Easy Ways to Cut Energy Costs this Fall
Cooler weather generally means higher energy bills. But if you make some small, easy changes, you might be surprised how much money you can save. And, of course, you save energy in general. Good for the Earth, good for your wallet: it’s a win-win.
Furnaces and Thermostats
- Energy experts estimate you save 2-3% on your energy bill for every one degree you set your thermostat back. This is particularly easy to do with a programmable system since you can target a specific temperature and you don’t need to remember to change anything after you set up the schedule. The machine itself will turn heat way down when you’re gone to work and at night when you’re sleeping, if that’s how you programmed it. Best of all, such systems can be self-installed. Check out this how-to at This Old House blog.
- Clean furnaces work better. Inspect yours monthly during seasons of heavy use. Filters need replacing more often when you use your furnace more often, so get to know where yours is and how to switch it out. Fall is a good time to have heating ducts cleaned also, since you’re likely to use your heat in the winter and you want clean, dust-free air moving through you home when you do so.
Furnace registers are those metal grates that rest on top of heater vents. Make sure you clean yours out, and that nothing sits on top of any of these registers. Air needs to move through them unobstructed for maximum efficiency.
Capture that Heat
- Weatherstrips block any air coming in or out from under doorways. These can be as advanced as metal you drill onto your door or as simple as a long cylinder shaped pillow you sew yourself and stuff into the gap.

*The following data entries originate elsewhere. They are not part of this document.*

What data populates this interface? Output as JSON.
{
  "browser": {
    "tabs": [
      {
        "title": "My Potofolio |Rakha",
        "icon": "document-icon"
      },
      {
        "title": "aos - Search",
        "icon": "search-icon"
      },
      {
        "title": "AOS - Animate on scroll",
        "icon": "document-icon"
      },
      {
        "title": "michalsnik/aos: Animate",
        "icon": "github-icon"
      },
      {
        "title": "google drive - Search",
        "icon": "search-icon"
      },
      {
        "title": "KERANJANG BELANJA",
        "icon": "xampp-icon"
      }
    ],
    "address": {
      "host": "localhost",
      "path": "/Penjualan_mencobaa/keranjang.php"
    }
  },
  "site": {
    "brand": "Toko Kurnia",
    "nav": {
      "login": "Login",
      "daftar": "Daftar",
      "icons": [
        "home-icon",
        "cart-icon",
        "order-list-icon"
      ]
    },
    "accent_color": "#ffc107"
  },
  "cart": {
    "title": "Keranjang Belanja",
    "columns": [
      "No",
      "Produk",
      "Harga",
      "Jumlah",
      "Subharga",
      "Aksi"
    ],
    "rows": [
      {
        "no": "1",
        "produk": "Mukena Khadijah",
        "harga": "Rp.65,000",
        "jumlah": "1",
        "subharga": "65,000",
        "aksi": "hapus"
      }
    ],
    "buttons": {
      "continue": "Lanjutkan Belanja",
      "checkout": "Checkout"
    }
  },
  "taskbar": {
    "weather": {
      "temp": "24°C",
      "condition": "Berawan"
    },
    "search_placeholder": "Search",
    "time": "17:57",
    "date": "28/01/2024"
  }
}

- Ceiling fans can help the temperature stay warm as well as cool. Use them in fall and winter to circulate heat by adjusting them so they rotate clockwise. (Counter-clockwise rotation works for keeping rooms cool, so remember that when summer returns, or for those Indian summer days of fall.)
- Different types of light bulbs abound, and there are multiple options for eco-minded homeowners. LED lights, low-watt traditional bulbs, and compact fluorescents all offer different ways to cut electricity use and cost. But each has a different purpose and aesthetic effect, so first-time homeowners might benefit from visiting a Home Depot, Lowe’s, or similar home improvement store to discuss the kinds of fixtures and bulbs available.
Attention to Appliances
- Fridges and freezers are often turned up farther than they need to be. Check you setting. Can you dial it down one notch? Check by using a candy or meat thermometer. The ideal temp in a fridge is around 40 degrees, and in the freezer it’s 5 degrees.
- Similarly, hot water heaters may be up to high. Why would you need your hot water to be hotter than 125 degrees? Check it with that same thermometer. If it’s higher, you can turn your water heater down and enjoy the energy savings.
- Dishwashers often have eco-friendly features like air dry or light wash. Employ these features whenever possible to save money and energy.
- Time to replace something? Choose Energy Star TM appliances when you buy new. Not only will they save you money over the long term, you may get a tax break or rebate from your state or your local utility company.
- Yes, we all want new, double-pane windows. But some of don’t have the thousands of dollars needed to install them just yet. So in a pinch, try blow-on film that traps solar power. Older windows are often insulation deficient, so warm air escapes along the edges of window panes. Products like 3M are simple DIY solutions: just affix and then blow dry onto the windows. The film is clear so it does not obstruct your view in any way; but its ability to trap the sun’s power and to insulate your home could save you hundreds of dollars a year.
Anna Marie Erwert writes from both the renter and new buyer perspective, having (finally) achieved both statuses. She focuses on national real estate trends, specializing in the San Francisco Bay Area and Pacific Northwest. Follow Anna on Twitter: @AnnaMarieErwert
Photo credit: J JMesserly via Wikimedia Commons